Richard Maidment -- also known as Richard MacNeil -- killed Sarabeth Forbes in their home in Gardiner Mines, N.S. on April 18, 2017.

The couple had been in a common-law relationship for 10 years and had a son together. Maidment was diagnosed with schizophrenia in 2012, which made him unable to continue to work for Nova Scotia Power as a welder, and he began collecting long-term disability benefits.

In December 2017, a judge found him not criminally responsible in the killing "on account of mental disorder."

According to a Supreme Court of Nova Scotia ruling released Thursday, Forbes' mother was caring for the couple's young son, and had applied for the life insurance on the boy's behalf.

However, Maidment was listed as the policy beneficiary and their son was listed as the contingent beneficiary – something that only applies if "all beneficiaries predecease the Life Insured or are otherwise disqualified from receiving the death benefit."

Thursday's ruling states that, while there is public policy preventing criminals from benefiting from their crimes, it also says that, since Maidment was found not criminally responsible, he can collect the life insurance.

"That public policy rule has no application to this case. Richard has been found to be not criminally responsible," Justice Frank Edwards wrote in his decision. "He is not a criminal."

Justice Edwards also pointed out that the life insurance policy that Forbes purchased designated Maidment as the beneficiary of 100 per cent of the policy.
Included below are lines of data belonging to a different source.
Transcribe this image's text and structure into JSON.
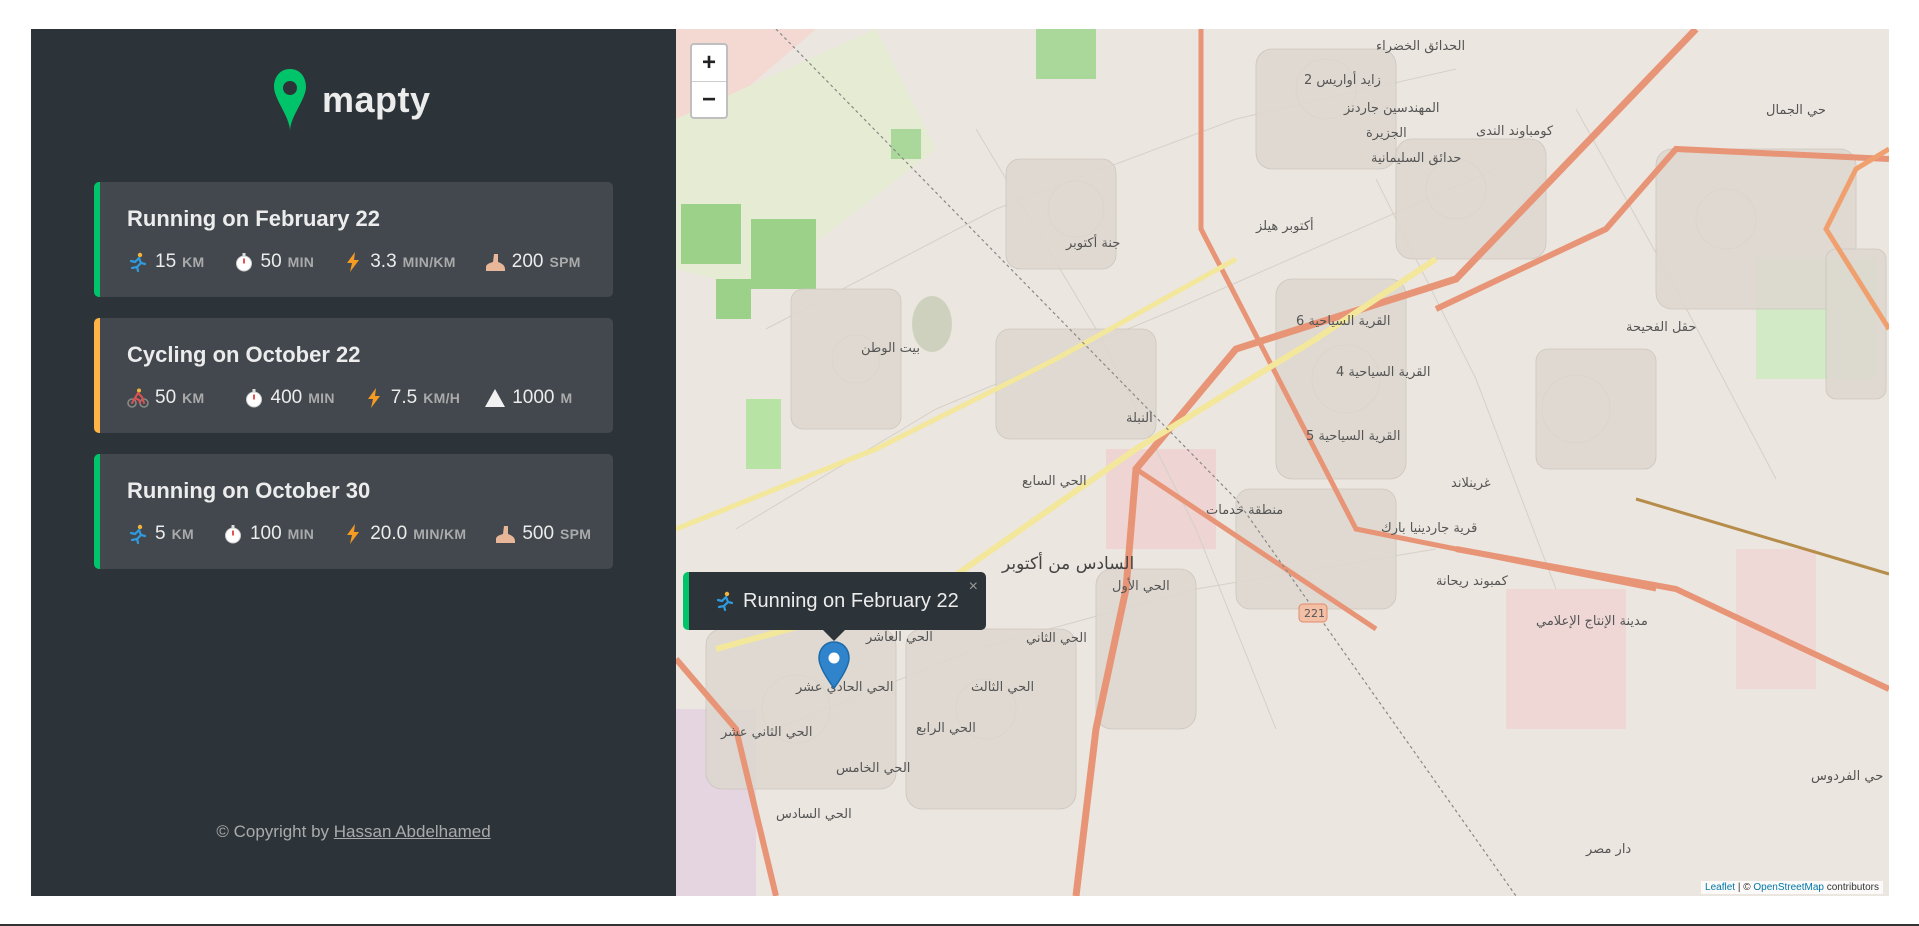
{
  "app": {
    "logo_text": "mapty"
  },
  "workouts": [
    {
      "type": "running",
      "color": "#00c46a",
      "title": "Running on February 22",
      "details": [
        {
          "icon": "runner-icon",
          "value": "15",
          "unit": "KM"
        },
        {
          "icon": "stopwatch-icon",
          "value": "50",
          "unit": "MIN"
        },
        {
          "icon": "lightning-icon",
          "value": "3.3",
          "unit": "MIN/KM"
        },
        {
          "icon": "foot-icon",
          "value": "200",
          "unit": "SPM"
        }
      ]
    },
    {
      "type": "cycling",
      "color": "#ffb545",
      "title": "Cycling on October 22",
      "details": [
        {
          "icon": "cyclist-icon",
          "value": "50",
          "unit": "KM"
        },
        {
          "icon": "stopwatch-icon",
          "value": "400",
          "unit": "MIN"
        },
        {
          "icon": "lightning-icon",
          "value": "7.5",
          "unit": "KM/H"
        },
        {
          "icon": "mountain-icon",
          "value": "1000",
          "unit": "M"
        }
      ]
    },
    {
      "type": "running",
      "color": "#00c46a",
      "title": "Running on October 30",
      "details": [
        {
          "icon": "runner-icon",
          "value": "5",
          "unit": "KM"
        },
        {
          "icon": "stopwatch-icon",
          "value": "100",
          "unit": "MIN"
        },
        {
          "icon": "lightning-icon",
          "value": "20.0",
          "unit": "MIN/KM"
        },
        {
          "icon": "foot-icon",
          "value": "500",
          "unit": "SPM"
        }
      ]
    }
  ],
  "copyright": {
    "prefix": "© Copyright by",
    "author": "Hassan Abdelhamed"
  },
  "map": {
    "zoom_in": "+",
    "zoom_out": "−",
    "popup_text": "Running on February 22",
    "popup_close": "×",
    "attribution": {
      "leaflet": "Leaflet",
      "sep": " | © ",
      "osm": "OpenStreetMap",
      "suffix": " contributors"
    },
    "labels": [
      "الحدائق الخضراء",
      "زايد أواريس 2",
      "المهندسين جاردنز",
      "الجزيرة",
      "حدائق السليمانية",
      "كومباوند الندى",
      "حي الجمال",
      "أكتوبر هيلز",
      "جنة أكتوبر",
      "بيت الوطن",
      "القرية السياحية 6",
      "القرية السياحية 4",
      "القرية السياحية 5",
      "غرينلاند",
      "قرية جاردينيا بارك",
      "كمبوند ريحانة",
      "منطقة خدمات",
      "الحي السابع",
      "السادس من أكتوبر",
      "الحي الأول",
      "الحي العاشر",
      "الحي الثاني",
      "الحي الحادي عشر",
      "الحي الثالث",
      "الحي الثاني عشر",
      "الحي الرابع",
      "الحي الخامس",
      "الحي السادس",
      "مدينة الإنتاج الإعلامي",
      "حي الفردوس",
      "حقل الفحيحة",
      "221",
      "دار مصر",
      "النبلة"
    ]
  }
}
"Sarabeth did not revoke or change her beneficiary of one hundred per cent of Sarabeth's life insurance policy," Edwards wrote. "There is no lawful reason to disqualify Richard from benefitting under Sarabeth's life insurance policy."